Headed by Sigrid Aase and Preben Sælid Andersen, the quintet caught some buzz at the end of last year as their track “Magazine” premiered on Noisey and subsequently left many (including Chloe Moretz) asking: who is this band?

With their self-titled debut, Hajk seem to have answered that question, taking the best of naughties indie - The Strokes, Tune-Yards, Phoenix, Dirty Projectors etc. - and repackaging it confidently into textured, modern pop songs, and the result is instantly charming and effortlessly listenable.

Though lyrically “Magazine” expresses a frustrated and downbeat state of mind, musically it offers a bright and dreamy escape: “Everything you said last night got stuck in my head / Now I’ve got my headphones on trying to think about something else”. Indeed, its lonely middle-eight is met with one of the happiest resolves one could ask for as the beautifully harmonised backing vocals rise with Aase’s own vocal line, which is somehow both bold and fragile; the song aptly captures the air of woozy optimism that summer can bring.

Andersen has compared “Magazine” to “a simple painting that becomes something else when you are standing really close to it”, and this is true for the rest of the record.

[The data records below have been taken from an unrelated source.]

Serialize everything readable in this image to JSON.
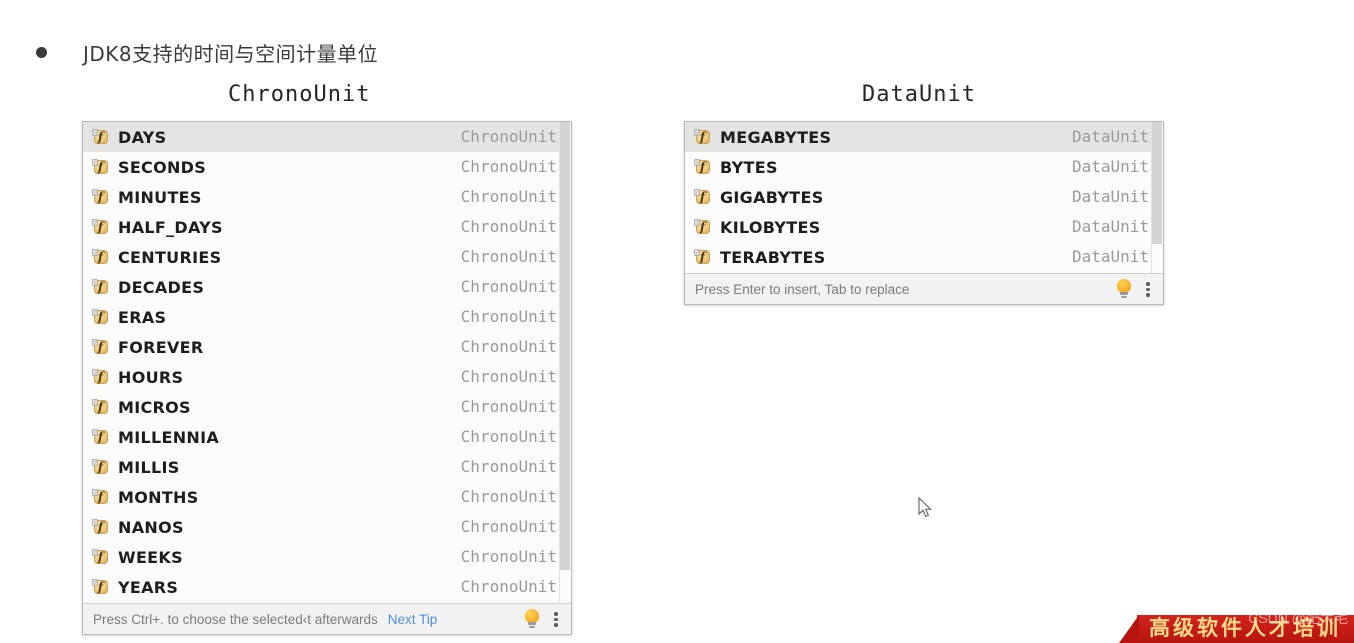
{
  "slide": {
    "bullet_text": "JDK8支持的时间与空间计量单位"
  },
  "left_panel": {
    "title": "ChronoUnit",
    "type_label": "ChronoUnit",
    "selected_index": 0,
    "items": [
      {
        "name": "DAYS",
        "type": "ChronoUnit",
        "icon": "field-icon"
      },
      {
        "name": "SECONDS",
        "type": "ChronoUnit",
        "icon": "field-icon"
      },
      {
        "name": "MINUTES",
        "type": "ChronoUnit",
        "icon": "field-icon"
      },
      {
        "name": "HALF_DAYS",
        "type": "ChronoUnit",
        "icon": "field-icon"
      },
      {
        "name": "CENTURIES",
        "type": "ChronoUnit",
        "icon": "field-icon"
      },
      {
        "name": "DECADES",
        "type": "ChronoUnit",
        "icon": "field-icon"
      },
      {
        "name": "ERAS",
        "type": "ChronoUnit",
        "icon": "field-icon"
      },
      {
        "name": "FOREVER",
        "type": "ChronoUnit",
        "icon": "field-icon"
      },
      {
        "name": "HOURS",
        "type": "ChronoUnit",
        "icon": "field-icon"
      },
      {
        "name": "MICROS",
        "type": "ChronoUnit",
        "icon": "field-icon"
      },
      {
        "name": "MILLENNIA",
        "type": "ChronoUnit",
        "icon": "field-icon"
      },
      {
        "name": "MILLIS",
        "type": "ChronoUnit",
        "icon": "field-icon"
      },
      {
        "name": "MONTHS",
        "type": "ChronoUnit",
        "icon": "field-icon"
      },
      {
        "name": "NANOS",
        "type": "ChronoUnit",
        "icon": "field-icon"
      },
      {
        "name": "WEEKS",
        "type": "ChronoUnit",
        "icon": "field-icon"
      },
      {
        "name": "YEARS",
        "type": "ChronoUnit",
        "icon": "field-icon"
      }
    ],
    "footer": {
      "hint": "Press Ctrl+. to choose the selected‹t afterwards",
      "link": "Next Tip",
      "bulb_icon": "lightbulb-icon",
      "menu_icon": "kebab-menu-icon"
    }
  },
  "right_panel": {
    "title": "DataUnit",
    "type_label": "DataUnit",
    "selected_index": 0,
    "items": [
      {
        "name": "MEGABYTES",
        "type": "DataUnit",
        "icon": "field-icon"
      },
      {
        "name": "BYTES",
        "type": "DataUnit",
        "icon": "field-icon"
      },
      {
        "name": "GIGABYTES",
        "type": "DataUnit",
        "icon": "field-icon"
      },
      {
        "name": "KILOBYTES",
        "type": "DataUnit",
        "icon": "field-icon"
      },
      {
        "name": "TERABYTES",
        "type": "DataUnit",
        "icon": "field-icon"
      }
    ],
    "footer": {
      "hint": "Press Enter to insert, Tab to replace",
      "bulb_icon": "lightbulb-icon",
      "menu_icon": "kebab-menu-icon"
    }
  },
  "watermark": {
    "banner_text": "高级软件人才培训",
    "csdn_text": "CSDN @肥大毛"
  },
  "colors": {
    "selected_row": "#e4e4e4",
    "row_background": "#fbfbfb",
    "type_text": "#9a9a9a",
    "name_text": "#1d1d1d",
    "link": "#4a90d9",
    "banner_red": "#c01a12",
    "banner_gold": "#ffd98a",
    "icon_orange": "#f0c97a"
  }
}
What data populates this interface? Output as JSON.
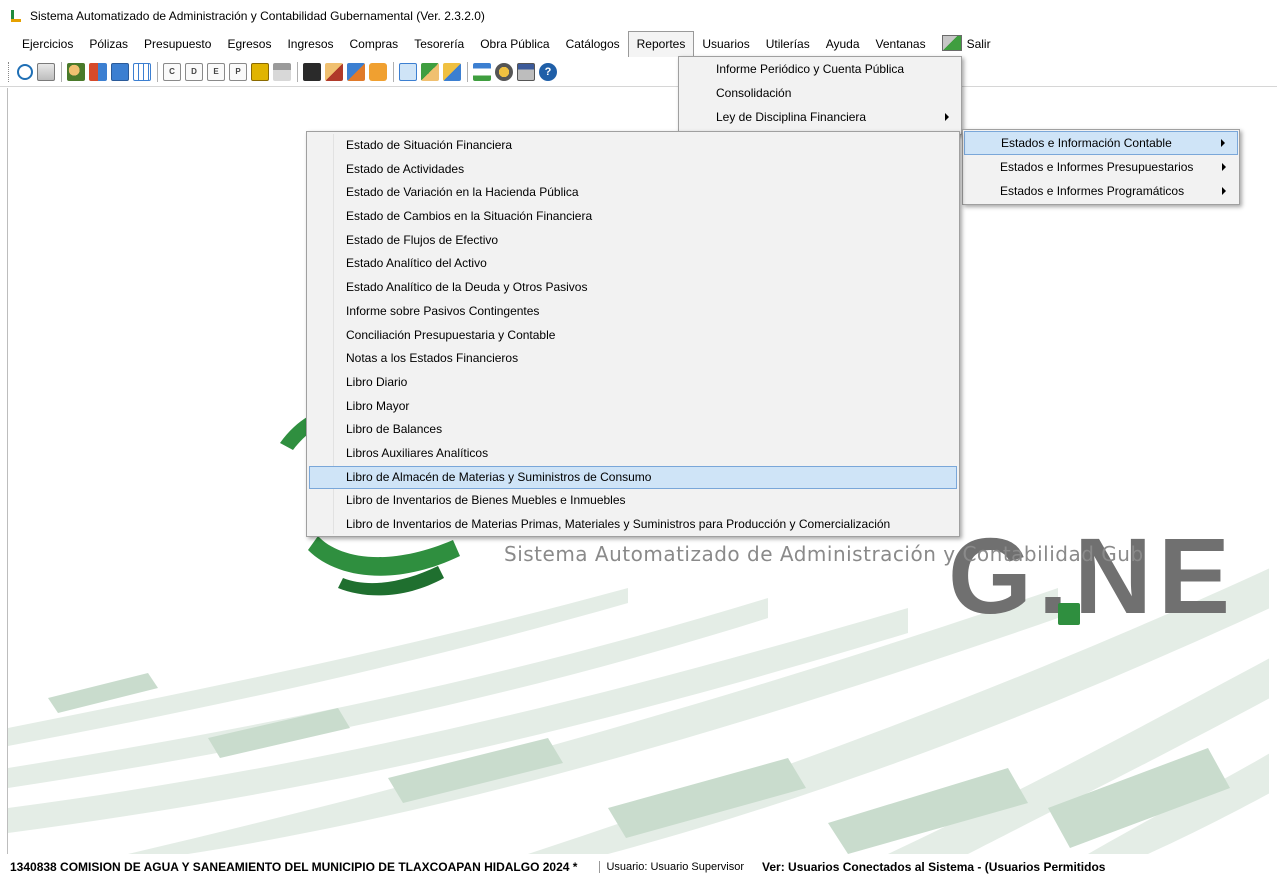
{
  "window": {
    "title": "Sistema Automatizado de Administración y Contabilidad Gubernamental  (Ver. 2.3.2.0)"
  },
  "menubar": {
    "items": [
      "Ejercicios",
      "Pólizas",
      "Presupuesto",
      "Egresos",
      "Ingresos",
      "Compras",
      "Tesorería",
      "Obra Pública",
      "Catálogos",
      "Reportes",
      "Usuarios",
      "Utilerías",
      "Ayuda",
      "Ventanas"
    ],
    "exit_label": "Salir",
    "active": "Reportes"
  },
  "toolbar": {
    "letter_buttons": [
      "C",
      "D",
      "E",
      "P"
    ]
  },
  "reportes_menu": {
    "items": [
      "Informe Periódico y Cuenta Pública",
      "Consolidación",
      "Ley de Disciplina Financiera",
      ""
    ]
  },
  "contable_submenu": {
    "items": [
      "Estados e Información Contable",
      "Estados e Informes Presupuestarios",
      "Estados e Informes Programáticos"
    ],
    "highlighted_index": 0
  },
  "estados_menu": {
    "items": [
      "Estado de Situación Financiera",
      "Estado de Actividades",
      "Estado de Variación en la Hacienda Pública",
      "Estado de Cambios en la Situación Financiera",
      "Estado de Flujos de Efectivo",
      "Estado Analítico del Activo",
      "Estado Analítico de la Deuda y Otros Pasivos",
      "Informe sobre Pasivos Contingentes",
      "Conciliación Presupuestaria y Contable",
      "Notas a los Estados Financieros",
      "Libro Diario",
      "Libro Mayor",
      "Libro de Balances",
      "Libros Auxiliares Analíticos",
      "Libro de Almacén de Materias y Suministros de Consumo",
      "Libro de Inventarios de Bienes Muebles e Inmuebles",
      "Libro de Inventarios de Materias Primas, Materiales y Suministros para Producción y Comercialización"
    ],
    "highlighted_index": 14
  },
  "background_logo": {
    "letters": "G.NE",
    "subtitle": "Sistema Automatizado de Administración y Contabilidad Gub",
    "accent_color": "#2f8f3f"
  },
  "statusbar": {
    "organization": "1340838 COMISION DE AGUA Y SANEAMIENTO DEL MUNICIPIO DE TLAXCOAPAN HIDALGO  2024  *",
    "user": "Usuario: Usuario Supervisor",
    "connected": "Ver: Usuarios Conectados al Sistema - (Usuarios Permitidos"
  }
}
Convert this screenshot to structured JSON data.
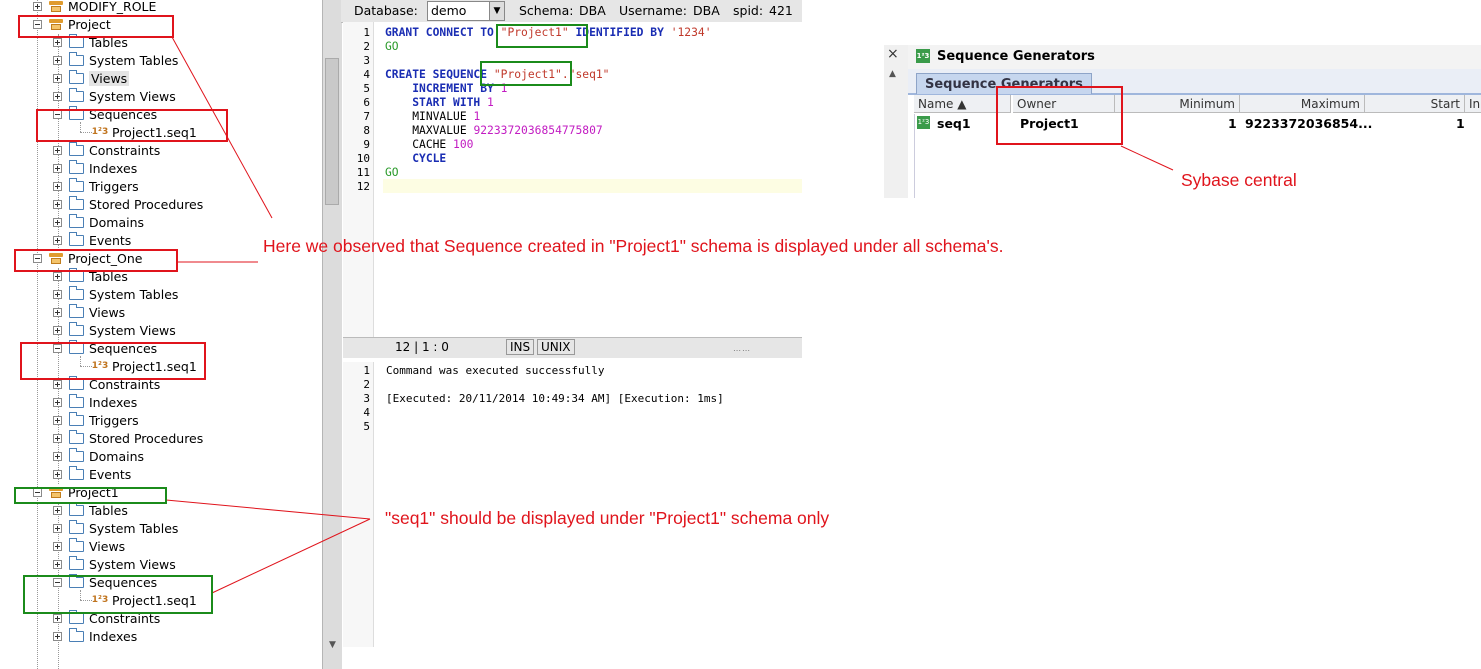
{
  "tree": {
    "top_item": "MODIFY_ROLE",
    "schemas": [
      {
        "name": "Project",
        "children": [
          "Tables",
          "System Tables",
          "Views",
          "System Views",
          "Sequences",
          "Constraints",
          "Indexes",
          "Triggers",
          "Stored Procedures",
          "Domains",
          "Events"
        ],
        "sequence_item": "Project1.seq1"
      },
      {
        "name": "Project_One",
        "children": [
          "Tables",
          "System Tables",
          "Views",
          "System Views",
          "Sequences",
          "Constraints",
          "Indexes",
          "Triggers",
          "Stored Procedures",
          "Domains",
          "Events"
        ],
        "sequence_item": "Project1.seq1"
      },
      {
        "name": "Project1",
        "children": [
          "Tables",
          "System Tables",
          "Views",
          "System Views",
          "Sequences",
          "Constraints",
          "Indexes"
        ],
        "sequence_item": "Project1.seq1"
      }
    ]
  },
  "toolbar": {
    "database_label": "Database:",
    "database_value": "demo",
    "schema_label": "Schema:",
    "schema_value": "DBA",
    "username_label": "Username:",
    "username_value": "DBA",
    "spid_label": "spid:",
    "spid_value": "421"
  },
  "editor": {
    "line_numbers": [
      "1",
      "2",
      "3",
      "4",
      "5",
      "6",
      "7",
      "8",
      "9",
      "10",
      "11",
      "12"
    ],
    "l1_kw1": "GRANT CONNECT TO",
    "l1_str1": "\"Project1\"",
    "l1_kw2": "IDENTIFIED BY",
    "l1_str2": "'1234'",
    "go": "GO",
    "l4_kw": "CREATE SEQUENCE",
    "l4_str1": "\"Project1\"",
    "l4_str2": ".\"seq1\"",
    "l5_kw": "INCREMENT BY",
    "l5_num": "1",
    "l6_kw": "START WITH",
    "l6_num": "1",
    "l7_kw": "MINVALUE",
    "l7_num": "1",
    "l8_kw": "MAXVALUE",
    "l8_num": "9223372036854775807",
    "l9_kw": "CACHE",
    "l9_num": "100",
    "l10_kw": "CYCLE"
  },
  "statusbar": {
    "position": "12 | 1 : 0",
    "mode": "INS",
    "line_ending": "UNIX"
  },
  "output": {
    "line_numbers": [
      "1",
      "2",
      "3",
      "4",
      "5"
    ],
    "line1": "Command was executed successfully",
    "line3": "[Executed: 20/11/2014 10:49:34 AM] [Execution: 1ms]"
  },
  "sybase_central": {
    "title": "Sequence Generators",
    "tab": "Sequence Generators",
    "columns": [
      "Name ▲",
      "Owner",
      "Minimum",
      "Maximum",
      "Start",
      "In"
    ],
    "row": {
      "name": "seq1",
      "owner": "Project1",
      "minimum": "1",
      "maximum": "9223372036854...",
      "start": "1"
    },
    "close_symbol": "×"
  },
  "annotations": {
    "main": "Here we observed that Sequence created in \"Project1\" schema is displayed under all schema's.",
    "should": "\"seq1\" should be displayed under \"Project1\" schema only",
    "sybase": "Sybase central"
  },
  "colors": {
    "annotation_red": "#e0141c",
    "annotation_green": "#1b8b1b",
    "keyword_blue": "#1a2db3"
  }
}
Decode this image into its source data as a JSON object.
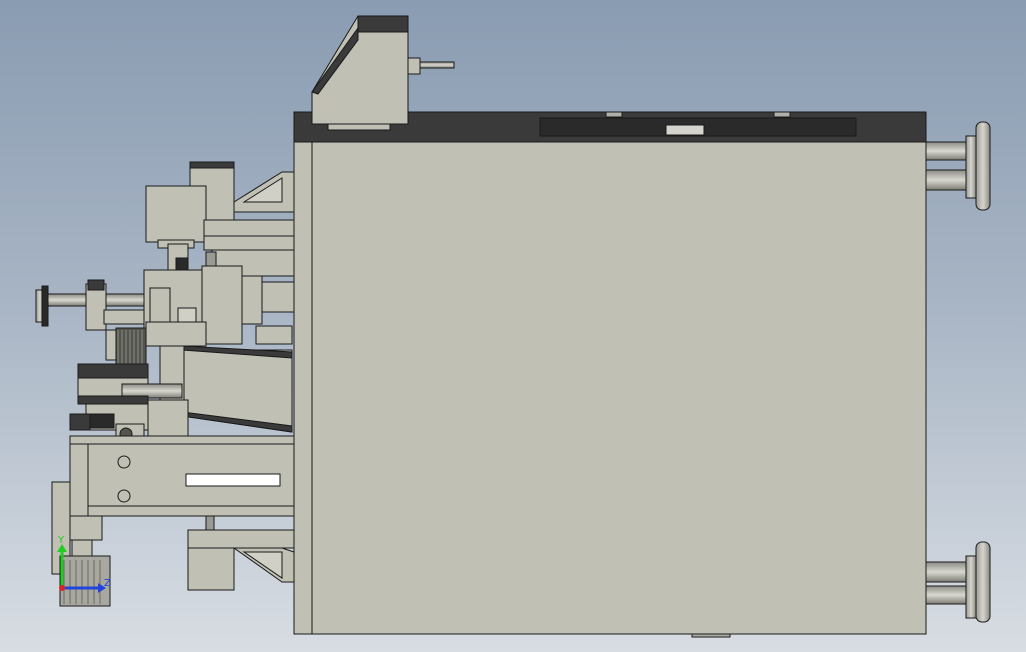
{
  "viewport": {
    "background_top": "#8a9cb2",
    "background_bottom": "#d8dde3"
  },
  "model": {
    "body_color": "#c0c0b4",
    "dark_trim": "#3a3a3a",
    "edge_color": "#1a1a1a",
    "hole_color": "#ffffff"
  },
  "triad": {
    "y_label": "Y",
    "z_label": "Z",
    "y_color": "#22cc22",
    "z_color": "#2244dd",
    "x_color": "#dd2222"
  }
}
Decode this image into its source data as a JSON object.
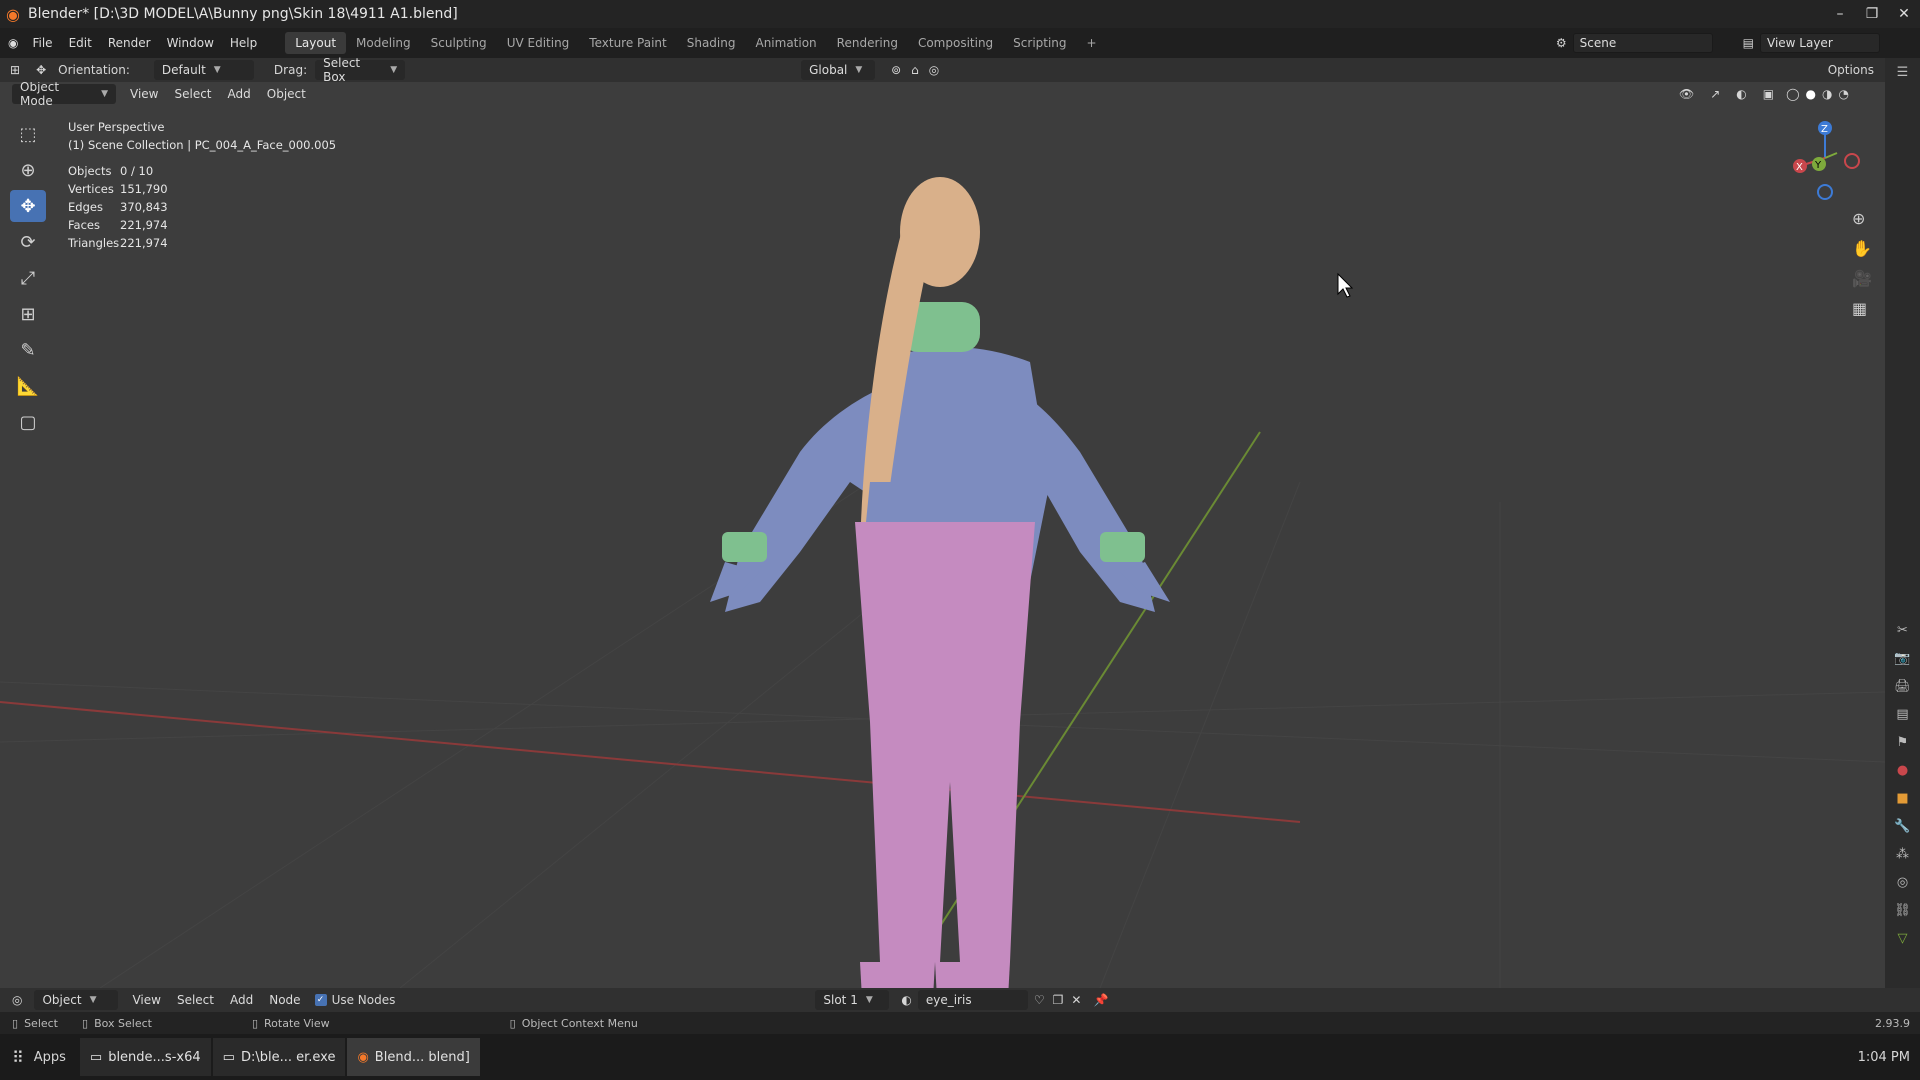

None of the tracks require much input to enjoy, but when honed in on, a mesh of pleasing textures and dynamics arise.

“Nothing Left To Say” patches together funky bass and synth hooks with sparse vocal and wobbly synth passages, whilst the first single “Medicine” is a twinkling, quiet number that builds with the desperation of its lyrics “Come on, we’re leaving / Look around the walls are caving in / Bricks are falling from the ceiling / We need a rescue / We need medicine”.

The role of lead vocalist alternates between songs, with Aase providing a more striking and engaging dynamic to Andersen’s poppy R&B vocal aesthetic, though the record’s most effective moments are when the two intertwine, as in the dramatic piano ballad closer “Somebody Else”.

Hajk has delivered one of the best debuts of the year, and as spring begins to flirt with summer, this dreamy record couldn’t come at a better time.